Attempts to jumpstart Newport’s economy after the American Revolution through the illegal slave trade, the whaling industry, and the textile industry in the early nineteenth century were temporary solutions and failed. Ultimately, it would take over 100 years for Newport to recover from the effects of the British occupation and destruction.
Because Newport was bypassed by industrialization; as a result, its landscape became frozen in time. The island community‘s economy turned around finally when the city became a popular summer seaside destination among the affluent families from the South, New York, Boston, and Philadelphia. Several large hotels had been built in the three decades before the Civil War, but by the 1870s more and more summer colonists chose to build their “cottages” with ocean vistas closer to the beaches.
Newport’s social prominence was about to begin. From about 1870 to World War I, the wealth of Newport society became world famous and it attained a level unmatched in any other summer resort. The rise of a leisured class directly benefited the city and Newport became a class-segregated community. As the socially elite began to flock to Newport and build summer homes, a huge demand for laborers, carpenters, masons, cooks, gardeners and servants followed. Newport underwent a drastic regeneration where the population swelled with the influx of many immigrants who filled those jobs.
Newport’s history has always been tied to the sea: whether it was during the colonial period when the city’s harbor teemed with trading ships or with the arrival of the summer colonists and the New York Yacht Club when Newport was propelled as the ‘sailing capital of the world’. Today, Newport continues to attract visitors for the same reasons it did when the first settlers arrived on its shores: they sail to Newport’s deep harbor and they marvel at the splendor of the landscape.
The Newport Harbor Walk was originally conceived by Friends of the Waterfront over 34 years ago when concern that heavy development would block public access to this historic waterfront. Thanks to the work of Friends of the Waterfront, most of these areas are still accessible. The Friends of the Waterfront Public Harbor Walk signage and the URI Sea Grant map will help keep you on course to make your trek down all these historic wharves along the 2.5 mile Harbor Walk.
The walk is broken into two sections consisting of the Main Harbor or Harbor Walk South and the Point neighborhood and Goat Island or Harbor Walk North.
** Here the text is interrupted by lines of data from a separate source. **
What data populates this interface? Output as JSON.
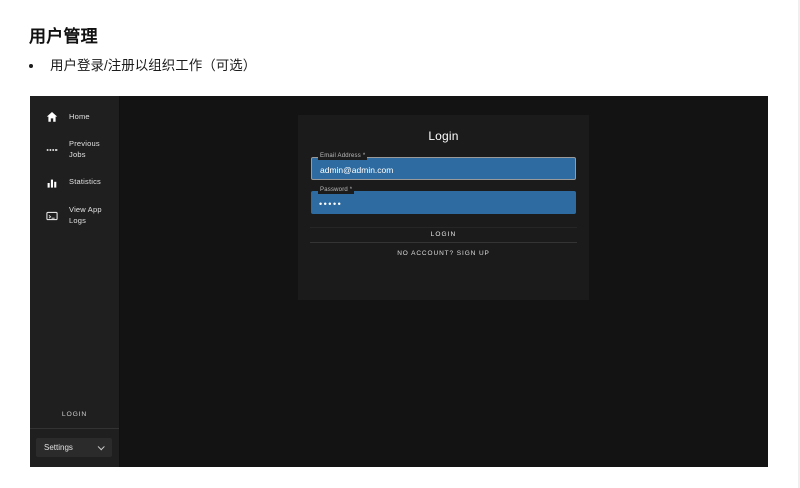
{
  "page": {
    "title": "用户管理",
    "bullet": "用户登录/注册以组织工作（可选）"
  },
  "app": {
    "sidebar": {
      "items": [
        {
          "label": "Home",
          "icon": "home-icon"
        },
        {
          "label": "Previous Jobs",
          "icon": "previous-jobs-icon"
        },
        {
          "label": "Statistics",
          "icon": "statistics-icon"
        },
        {
          "label": "View App Logs",
          "icon": "app-logs-icon"
        }
      ],
      "login_label": "LOGIN",
      "settings": {
        "label": "Settings",
        "icon": "chevron-down-icon"
      }
    },
    "login_card": {
      "title": "Login",
      "email_label": "Email Address *",
      "email_value": "admin@admin.com",
      "password_label": "Password *",
      "password_value": "•••••",
      "login_button": "LOGIN",
      "signup_link": "NO ACCOUNT? SIGN UP"
    },
    "colors": {
      "input_bg": "#2d6ba1",
      "sidebar_bg": "#1e1f1e",
      "main_bg": "#131313",
      "card_bg": "#1b1b1b"
    }
  }
}
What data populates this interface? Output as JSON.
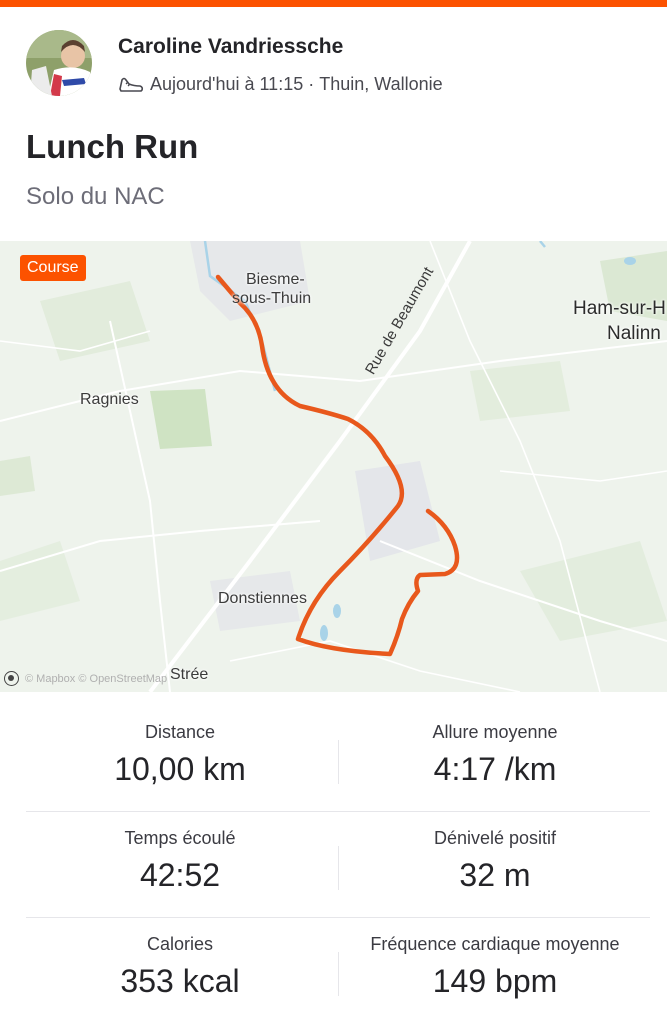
{
  "athlete": {
    "name": "Caroline Vandriessche",
    "timestamp": "Aujourd'hui à 11:15",
    "separator": "·",
    "location": "Thuin, Wallonie"
  },
  "activity": {
    "title": "Lunch Run",
    "description": "Solo du NAC",
    "sport_badge": "Course"
  },
  "map": {
    "labels": {
      "village_top": "Biesme-",
      "village_top_2": "sous-Thuin",
      "ragnies": "Ragnies",
      "ham": "Ham-sur-H",
      "nalinnes": "Nalinn",
      "donstiennes": "Donstiennes",
      "stree": "Strée",
      "road": "Rue de Beaumont"
    },
    "attribution": "© Mapbox © OpenStreetMap",
    "route_color": "#e8581c"
  },
  "stats": {
    "distance": {
      "label": "Distance",
      "value": "10,00 km"
    },
    "pace": {
      "label": "Allure moyenne",
      "value": "4:17 /km"
    },
    "elapsed": {
      "label": "Temps écoulé",
      "value": "42:52"
    },
    "elevation": {
      "label": "Dénivelé positif",
      "value": "32 m"
    },
    "calories": {
      "label": "Calories",
      "value": "353 kcal"
    },
    "heart_rate": {
      "label": "Fréquence cardiaque moyenne",
      "value": "149 bpm"
    }
  },
  "colors": {
    "brand": "#fc5200",
    "text": "#242428",
    "muted": "#6d6d78"
  }
}
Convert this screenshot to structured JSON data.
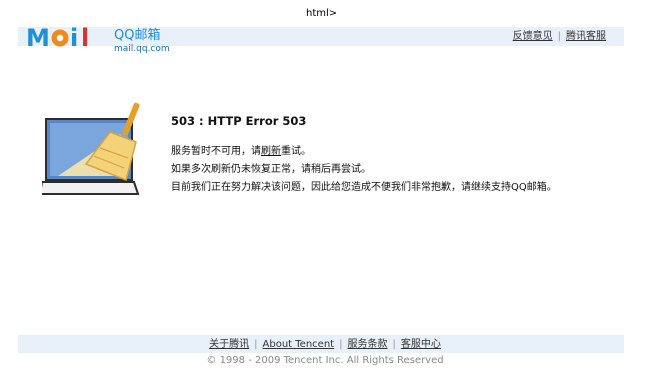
{
  "stray_text": "html>",
  "logo": {
    "word": "MOil",
    "product": "QQ邮箱",
    "domain": "mail.qq.com",
    "colors": {
      "blue": "#1f8fd6",
      "orange": "#f08a1c",
      "red": "#d9342b",
      "domain_text": "#1b6fae"
    }
  },
  "header_links": [
    {
      "label": "反馈意见"
    },
    {
      "label": "腾讯客服"
    }
  ],
  "error": {
    "title": "503 : HTTP Error 503",
    "line1_prefix": "服务暂时不可用，请",
    "line1_link": "刷新",
    "line1_suffix": "重试。",
    "line2": "如果多次刷新仍未恢复正常，请稍后再尝试。",
    "line3": "目前我们正在努力解决该问题，因此给您造成不便我们非常抱歉，请继续支持QQ邮箱。"
  },
  "footer_links": [
    {
      "label": "关于腾讯"
    },
    {
      "label": "About Tencent"
    },
    {
      "label": "服务条款"
    },
    {
      "label": "客服中心"
    }
  ],
  "copyright": "© 1998 - 2009 Tencent Inc. All Rights Reserved",
  "colors": {
    "bar_background": "#e8f0fa",
    "laptop_screen": "#5a86c6",
    "broom_handle": "#e6a02a",
    "broom_head": "#f4d27a"
  }
}
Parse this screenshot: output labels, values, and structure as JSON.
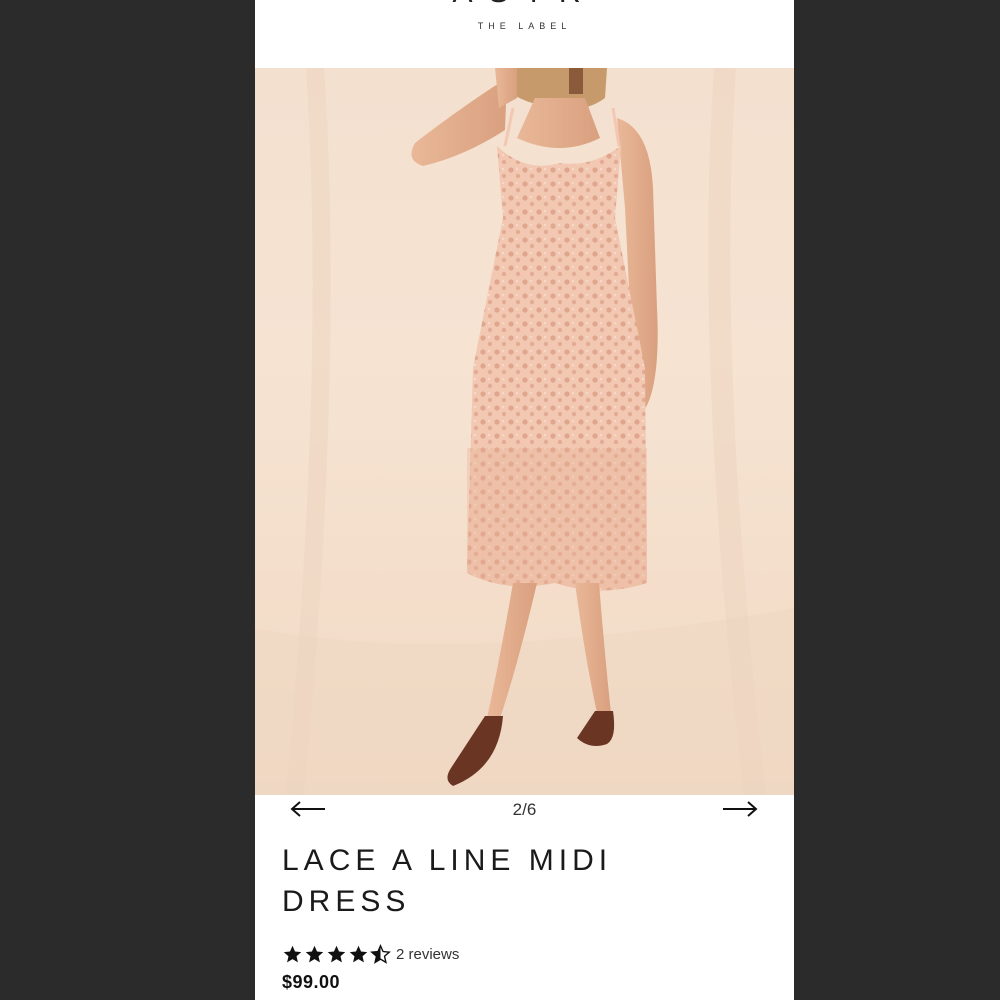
{
  "brand": {
    "logo_text": "ASTR",
    "tagline": "THE LABEL"
  },
  "gallery": {
    "counter": "2/6",
    "prev_icon": "arrow-left-icon",
    "next_icon": "arrow-right-icon",
    "current_index": 2,
    "total": 6
  },
  "product": {
    "title_line1": "LACE A LINE MIDI",
    "title_line2": "DRESS",
    "rating": 4.5,
    "rating_max": 5,
    "reviews_label": "2 reviews",
    "price": "$99.00"
  },
  "colors": {
    "backdrop": "#2b2b2b",
    "dress": "#f0c4ae",
    "background": "#f5e1cf"
  }
}
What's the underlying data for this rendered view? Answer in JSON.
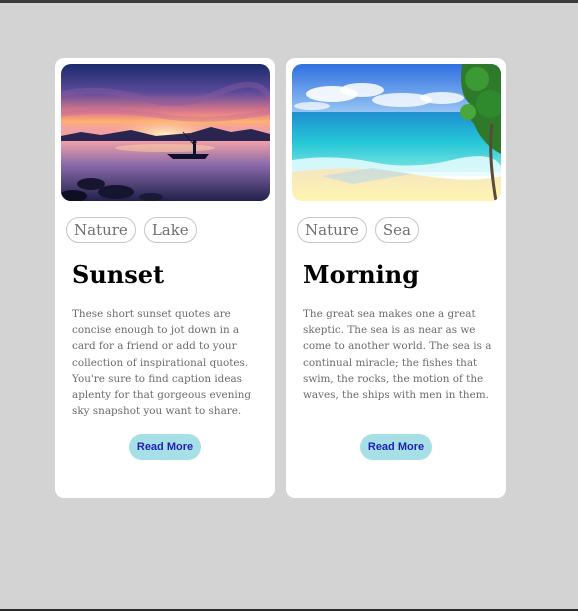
{
  "page": {
    "background": "#d3d3d3"
  },
  "cards": [
    {
      "image": "sunset-lake-fisherman-image",
      "tags": [
        "Nature",
        "Lake"
      ],
      "title": "Sunset",
      "text": "These short sunset quotes are concise enough to jot down in a card for a friend or add to your collection of inspirational quotes. You're sure to find caption ideas aplenty for that gorgeous evening sky snapshot you want to share.",
      "button_label": "Read More"
    },
    {
      "image": "tropical-beach-image",
      "tags": [
        "Nature",
        "Sea"
      ],
      "title": "Morning",
      "text": "The great sea makes one a great skeptic. The sea is as near as we come to another world. The sea is a continual miracle; the fishes that swim, the rocks, the motion of the waves, the ships with men in them.",
      "button_label": "Read More"
    }
  ],
  "colors": {
    "card_background": "#ffffff",
    "button_background": "#a6dfe6",
    "button_text": "#1f1fb0",
    "tag_border": "#c6c6c6",
    "body_text": "#6b6b6b"
  }
}
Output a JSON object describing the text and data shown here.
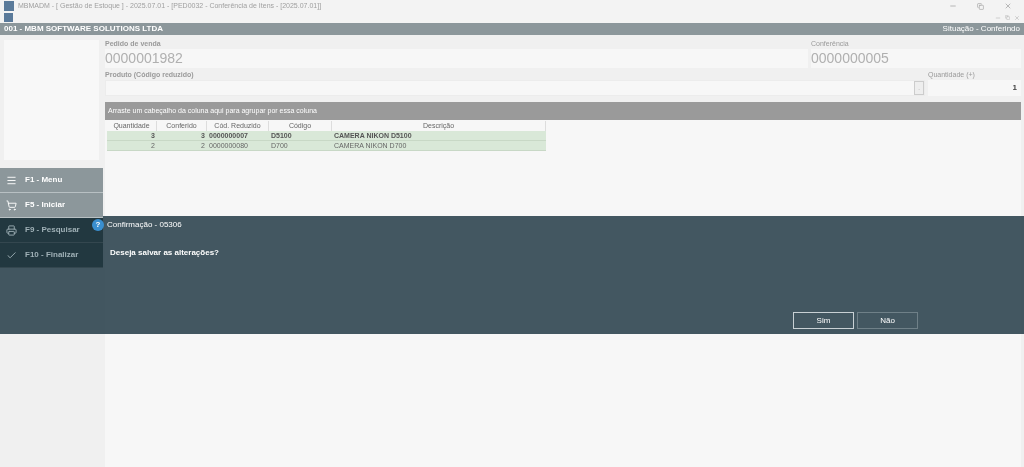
{
  "window": {
    "title": "MBMADM - [ Gestão de Estoque ] - 2025.07.01 - [PED0032 - Conferência de Itens - [2025.07.01]]"
  },
  "header": {
    "company": "001 - MBM SOFTWARE SOLUTIONS LTDA",
    "status": "Situação - Conferindo"
  },
  "fields": {
    "pedido_label": "Pedido de venda",
    "pedido_value": "0000001982",
    "conferencia_label": "Conferência",
    "conferencia_value": "0000000005",
    "produto_label": "Produto (Código reduzido)",
    "produto_button": ".",
    "quantidade_label": "Quantidade (+)",
    "quantidade_value": "1"
  },
  "sidebar": {
    "items": [
      {
        "label": "F1 - Menu"
      },
      {
        "label": "F5 - Iniciar"
      },
      {
        "label": "F9 - Pesquisar"
      },
      {
        "label": "F10 - Finalizar"
      }
    ]
  },
  "grid": {
    "group_hint": "Arraste um cabeçalho da coluna aqui para agrupar por essa coluna",
    "columns": [
      "Quantidade",
      "Conferido",
      "Cód. Reduzido",
      "Código",
      "Descrição"
    ],
    "rows": [
      {
        "selected": true,
        "cells": [
          "3",
          "3",
          "0000000007",
          "D5100",
          "CAMERA NIKON D5100"
        ]
      },
      {
        "selected": false,
        "cells": [
          "2",
          "2",
          "0000000080",
          "D700",
          "CAMERA NIKON D700"
        ]
      }
    ]
  },
  "dialog": {
    "icon": "?",
    "title": "Confirmação - 05306",
    "message": "Deseja salvar as alterações?",
    "buttons": [
      {
        "label": "Sim",
        "selected": true
      },
      {
        "label": "Não",
        "selected": false
      }
    ]
  }
}
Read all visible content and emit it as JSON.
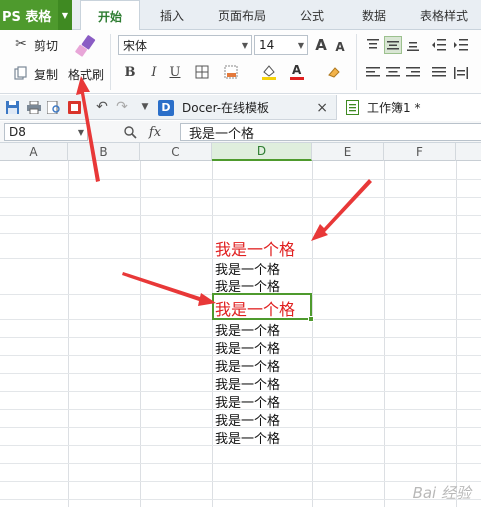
{
  "app": {
    "name": "PS 表格",
    "accent": "#4e9a2d"
  },
  "tabs": [
    {
      "label": "开始",
      "active": true
    },
    {
      "label": "插入"
    },
    {
      "label": "页面布局"
    },
    {
      "label": "公式"
    },
    {
      "label": "数据"
    },
    {
      "label": "表格样式"
    }
  ],
  "ribbon": {
    "cut": "剪切",
    "copy": "复制",
    "format_painter": "格式刷",
    "font_name": "宋体",
    "font_size": "14",
    "bold": "B",
    "italic": "I",
    "underline": "U",
    "grow_font": "A",
    "shrink_font": "A"
  },
  "docs": {
    "template_tab": "Docer-在线模板",
    "workbook_tab": "工作簿1 *",
    "close": "×"
  },
  "formula_bar": {
    "name_box": "D8",
    "fx": "fx",
    "content": "我是一个格"
  },
  "columns": [
    "A",
    "B",
    "C",
    "D",
    "E",
    "F"
  ],
  "selected_column": "D",
  "cells": {
    "d6": "我是一个格",
    "d7a": "我是一个格",
    "d7b": "我是一个格",
    "d8": "我是一个格",
    "d9": "我是一个格",
    "d10": "我是一个格",
    "d11": "我是一个格",
    "d12": "我是一个格",
    "d13": "我是一个格",
    "d14": "我是一个格",
    "d15": "我是一个格"
  },
  "watermark": "Bai 经验",
  "colors": {
    "red_text": "#e02020",
    "annotation_arrow": "#e83838",
    "selection": "#4e9a2d"
  }
}
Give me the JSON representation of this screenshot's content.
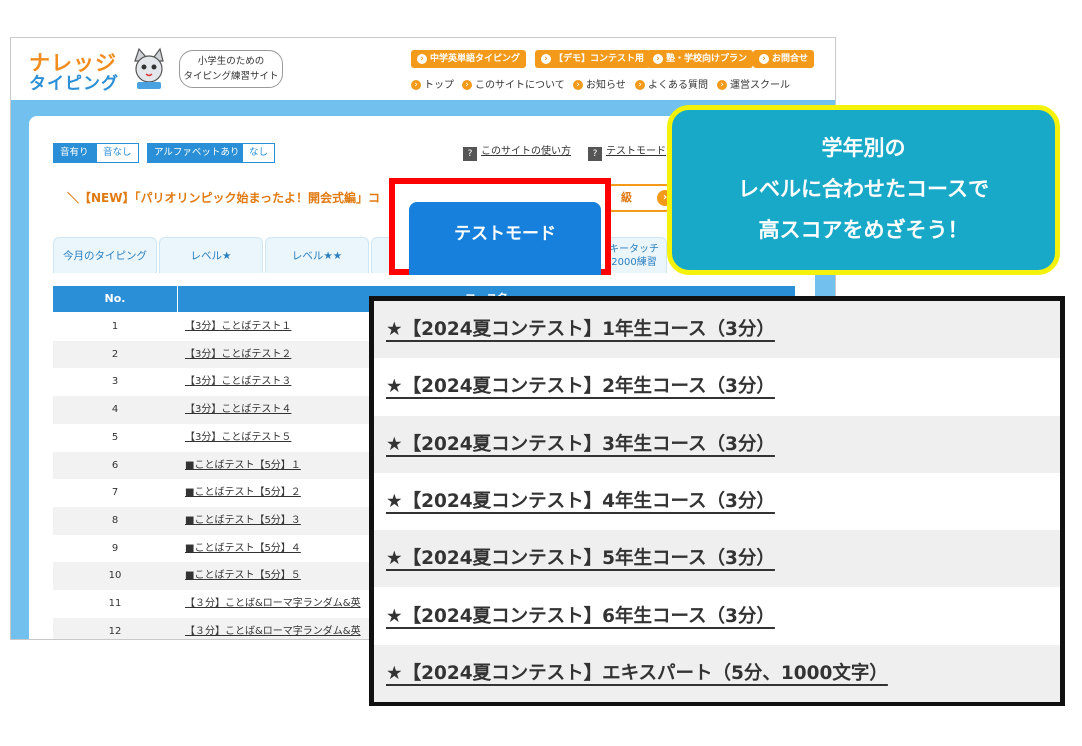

Harbor Walk South includes the main harbor and it is here where all the waterfront activity takes place. There is a wide medley of activities from boating, sailing, entertainment, history, and night-time action. Here you will find the typical New England waterfront that today mixes a large and active commercial boatyard and also offers everything from t-shirts, to trendy boutiques, to antique shops, to “chowda”, to tall ship sailing, a yachting museum along with a yacht restoration school. While Harbor Walk South is just over two miles from Stone Pier at King Park to the Newport Shipyard remember that walking round trip is over four miles!
Harbor Walk North covers Goat Island and Newport’s historic residential Point Section which was the original colonial center of the city and waterfront. While the British destroyed much of Newport’s colonial waterfront, this section of the city has retained a surprisingly large number of colonial homes dating back to the 1700s.